First, the most common is front-running (roughly understood as a miner will insert his transaction in front of the user to capture the profit from that transaction). The way to do this is simply to set the gas level higher than the user's transaction, thereby arranging for pre-authentication.
On the contrary, we have a back-running form, i.e. miners will rely on the market's reaction, or the impact caused by the user's transaction, and then place an order after the user's transaction to collect the amount of value.
From that will arise the concept of sandwich attack, i.e. burger style. This is a combo of a front-running transaction insert and a back-running transaction insert.
However, not 100% of the problem originates with the miners. MEVs can be deployed by a third party (transaction tracking bots). These bots can monitor and set their own gas fees to collect their MEV value.
Harms and effects of MEV
Before talking about the main harm, let's go through the concept of "arbitrage" to get the picture. Arbitrage literally translates to “arbitrage trading”. When the price of ETH in DEX U is higher than the price of ETH in DEX S, arbitrage trading bots will buy ETH in U and sell in S to benefit from the exchange rate difference.
This will basically help rebalance the market price, coordinate liquidity reasonably between exchanges. However, the problem arises when too many bots try to raise the transaction fee for an arbitrage opportunity.
Consequently, when the market fluctuates sharply in price, the more arbitrage opportunities, the more intense the gas cost war will be. At the same time, this exacerbates the gas problem when there is strong market volatility.
In addition, because transactions are pushed back, users may have to accept unfavorable exchange rates , making the DEX trading experience worse.
Does EIP-1559 deal with MEV?
If you haven't heard of EIP-1559, you can find out the key details of this proposal in the podcast below:
>See also: What is EIP-1559
The EIP-1559, in theory, should allow for a gradual increase in transaction fees (when there is market volatility), instead of a sudden and unpredictable shock as before. Thus, the war on gas costs will be restrained from there? The answer is both yes and no.
Since the base fee after eip-1559 is burned, the strength of the miners is somewhat reduced, as they cannot get the transaction fee back after the gas fee war.
However, this upgrade is unlikely to completely solve the problem, when the "tip fee" (the amount of extra fees paid to encourage miners) still moves up and down at the discretion of the person making the transaction, and this does not. may prevent third parties from arbitrage hunting. They are even willing to pay extra to mint NFTs post-London upgrade.
Can Chainlink's FSS Solve MEV?
In September 2020, Chainlink introduced a solution for MEV called FSS (Fair Sequencing Services) . Accordingly, they will build an oracle network in the middle, rearranging transactions in chronological order sent to Mempool, thereby sending this order back to the smart contract that the user wants to interact with on the blockchain.
Note: Mempool is the place to receive transaction validation requests, from here, miners will select transactions, then put them in the block to validate and put on the blockchain.
However, having a unit in the middle will still raise questions about decentralization (although Chainlink has emphasized the “fairness” of this solution).

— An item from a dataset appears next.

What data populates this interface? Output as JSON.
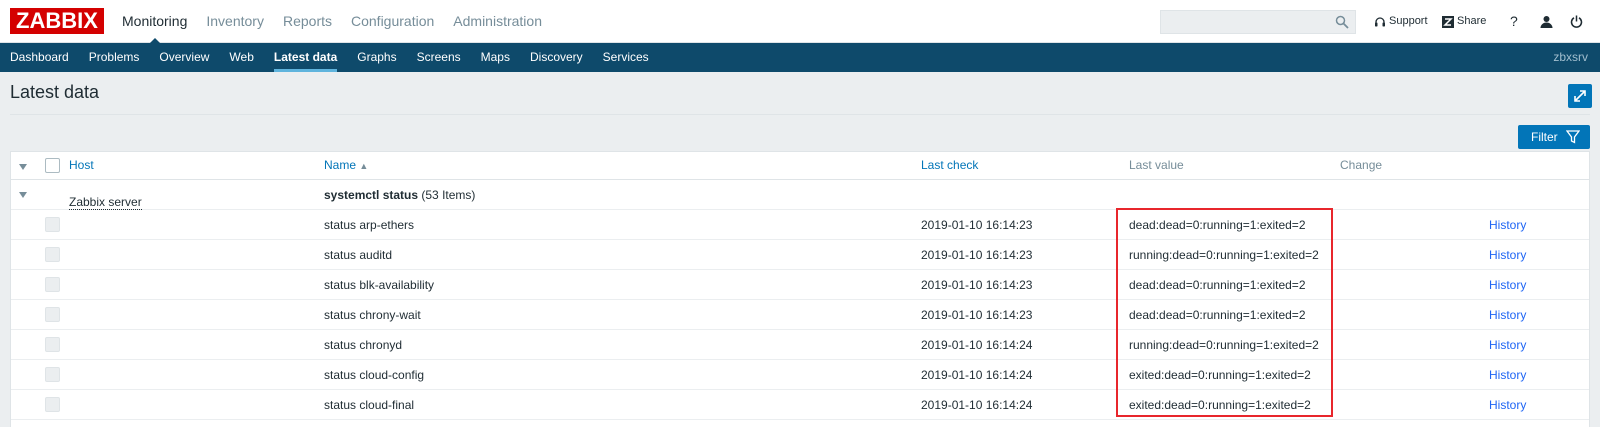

The specific roadmap of this solution has not been published in detail yet, so the effectiveness of the FSS will still take time to answer.
Flashbot – the long-awaited solution?
Flashbot is an organization funded by Paradigm. They were born with the principle of making MEV-related activities transparent.
Flashbot Auction is a decentralized auction network of front-running opportunities that keeps MEV-related data recorded in detail. This auction consists of “miners” – miners and “searchers” – people looking for front-running opportunities.
So we've gone over some of the concepts and issues surrounding MEV. If you are interested in in-depth issues of the DeFi market, you can join the discussion in the Fomo Sapiens community !!!
Fox Crypto News summary
Sep 01, 2022